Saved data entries
▽
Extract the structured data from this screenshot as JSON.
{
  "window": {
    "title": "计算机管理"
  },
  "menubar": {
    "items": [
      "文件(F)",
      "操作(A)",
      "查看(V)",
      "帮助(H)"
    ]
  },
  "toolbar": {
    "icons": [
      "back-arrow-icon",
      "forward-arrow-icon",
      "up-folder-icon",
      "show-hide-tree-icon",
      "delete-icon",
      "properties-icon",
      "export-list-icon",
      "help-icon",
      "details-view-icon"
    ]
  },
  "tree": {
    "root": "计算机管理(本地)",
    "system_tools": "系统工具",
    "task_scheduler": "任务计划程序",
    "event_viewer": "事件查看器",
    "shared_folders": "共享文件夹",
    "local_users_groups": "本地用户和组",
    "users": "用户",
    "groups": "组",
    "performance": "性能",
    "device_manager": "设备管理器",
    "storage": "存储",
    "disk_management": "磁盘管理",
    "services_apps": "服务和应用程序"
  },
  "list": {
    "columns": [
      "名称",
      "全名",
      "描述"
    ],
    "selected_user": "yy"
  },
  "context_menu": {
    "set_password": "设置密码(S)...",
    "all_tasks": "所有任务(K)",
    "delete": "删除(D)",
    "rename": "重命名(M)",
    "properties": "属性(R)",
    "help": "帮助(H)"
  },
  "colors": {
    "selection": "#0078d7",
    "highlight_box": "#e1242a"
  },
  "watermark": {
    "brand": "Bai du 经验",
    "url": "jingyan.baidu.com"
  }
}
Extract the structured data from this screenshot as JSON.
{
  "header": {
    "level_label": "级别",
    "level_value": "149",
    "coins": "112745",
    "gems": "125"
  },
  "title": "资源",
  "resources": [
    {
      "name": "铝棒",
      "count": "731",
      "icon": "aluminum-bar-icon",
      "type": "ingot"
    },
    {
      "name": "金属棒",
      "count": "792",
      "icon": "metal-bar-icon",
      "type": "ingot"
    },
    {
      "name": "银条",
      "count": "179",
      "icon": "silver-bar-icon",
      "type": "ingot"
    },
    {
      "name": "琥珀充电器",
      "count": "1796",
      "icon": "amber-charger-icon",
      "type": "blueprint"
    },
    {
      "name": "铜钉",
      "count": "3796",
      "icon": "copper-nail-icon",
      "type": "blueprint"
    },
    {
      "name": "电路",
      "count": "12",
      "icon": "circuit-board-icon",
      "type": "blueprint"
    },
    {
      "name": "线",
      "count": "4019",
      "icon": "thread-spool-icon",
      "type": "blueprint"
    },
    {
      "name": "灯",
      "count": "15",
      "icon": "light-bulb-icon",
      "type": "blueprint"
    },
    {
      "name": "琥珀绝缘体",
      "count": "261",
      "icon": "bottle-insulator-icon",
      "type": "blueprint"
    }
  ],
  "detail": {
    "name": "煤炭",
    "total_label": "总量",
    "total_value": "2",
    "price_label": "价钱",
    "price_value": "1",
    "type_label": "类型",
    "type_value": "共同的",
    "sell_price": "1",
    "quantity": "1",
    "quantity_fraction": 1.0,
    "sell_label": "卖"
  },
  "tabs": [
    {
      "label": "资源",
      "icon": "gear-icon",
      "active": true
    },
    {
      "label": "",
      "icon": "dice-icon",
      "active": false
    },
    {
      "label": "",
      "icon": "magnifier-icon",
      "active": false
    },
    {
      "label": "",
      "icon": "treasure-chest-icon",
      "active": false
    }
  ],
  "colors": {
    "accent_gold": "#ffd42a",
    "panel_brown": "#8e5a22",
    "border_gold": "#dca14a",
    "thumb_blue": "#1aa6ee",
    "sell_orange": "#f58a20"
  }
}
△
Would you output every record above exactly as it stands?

EXERCISE SOLUTION
Extract the structured data from this screenshot as JSON.
{
  "window": {
    "title": "计算机管理"
  },
  "menubar": {
    "items": [
      "文件(F)",
      "操作(A)",
      "查看(V)",
      "帮助(H)"
    ]
  },
  "toolbar": {
    "icons": [
      "back-arrow-icon",
      "forward-arrow-icon",
      "up-folder-icon",
      "show-hide-tree-icon",
      "delete-icon",
      "properties-icon",
      "export-list-icon",
      "help-icon",
      "details-view-icon"
    ]
  },
  "tree": {
    "root": "计算机管理(本地)",
    "system_tools": "系统工具",
    "task_scheduler": "任务计划程序",
    "event_viewer": "事件查看器",
    "shared_folders": "共享文件夹",
    "local_users_groups": "本地用户和组",
    "users": "用户",
    "groups": "组",
    "performance": "性能",
    "device_manager": "设备管理器",
    "storage": "存储",
    "disk_management": "磁盘管理",
    "services_apps": "服务和应用程序"
  },
  "list": {
    "columns": [
      "名称",
      "全名",
      "描述"
    ],
    "selected_user": "yy"
  },
  "context_menu": {
    "set_password": "设置密码(S)...",
    "all_tasks": "所有任务(K)",
    "delete": "删除(D)",
    "rename": "重命名(M)",
    "properties": "属性(R)",
    "help": "帮助(H)"
  },
  "colors": {
    "selection": "#0078d7",
    "highlight_box": "#e1242a"
  },
  "watermark": {
    "brand": "Bai du 经验",
    "url": "jingyan.baidu.com"
  }
}
Extract the structured data from this screenshot as JSON.
{
  "header": {
    "level_label": "级别",
    "level_value": "149",
    "coins": "112745",
    "gems": "125"
  },
  "title": "资源",
  "resources": [
    {
      "name": "铝棒",
      "count": "731",
      "icon": "aluminum-bar-icon",
      "type": "ingot"
    },
    {
      "name": "金属棒",
      "count": "792",
      "icon": "metal-bar-icon",
      "type": "ingot"
    },
    {
      "name": "银条",
      "count": "179",
      "icon": "silver-bar-icon",
      "type": "ingot"
    },
    {
      "name": "琥珀充电器",
      "count": "1796",
      "icon": "amber-charger-icon",
      "type": "blueprint"
    },
    {
      "name": "铜钉",
      "count": "3796",
      "icon": "copper-nail-icon",
      "type": "blueprint"
    },
    {
      "name": "电路",
      "count": "12",
      "icon": "circuit-board-icon",
      "type": "blueprint"
    },
    {
      "name": "线",
      "count": "4019",
      "icon": "thread-spool-icon",
      "type": "blueprint"
    },
    {
      "name": "灯",
      "count": "15",
      "icon": "light-bulb-icon",
      "type": "blueprint"
    },
    {
      "name": "琥珀绝缘体",
      "count": "261",
      "icon": "bottle-insulator-icon",
      "type": "blueprint"
    }
  ],
  "detail": {
    "name": "煤炭",
    "total_label": "总量",
    "total_value": "2",
    "price_label": "价钱",
    "price_value": "1",
    "type_label": "类型",
    "type_value": "共同的",
    "sell_price": "1",
    "quantity": "1",
    "quantity_fraction": 1.0,
    "sell_label": "卖"
  },
  "tabs": [
    {
      "label": "资源",
      "icon": "gear-icon",
      "active": true
    },
    {
      "label": "",
      "icon": "dice-icon",
      "active": false
    },
    {
      "label": "",
      "icon": "magnifier-icon",
      "active": false
    },
    {
      "label": "",
      "icon": "treasure-chest-icon",
      "active": false
    }
  ],
  "colors": {
    "accent_gold": "#ffd42a",
    "panel_brown": "#8e5a22",
    "border_gold": "#dca14a",
    "thumb_blue": "#1aa6ee",
    "sell_orange": "#f58a20"
  }
}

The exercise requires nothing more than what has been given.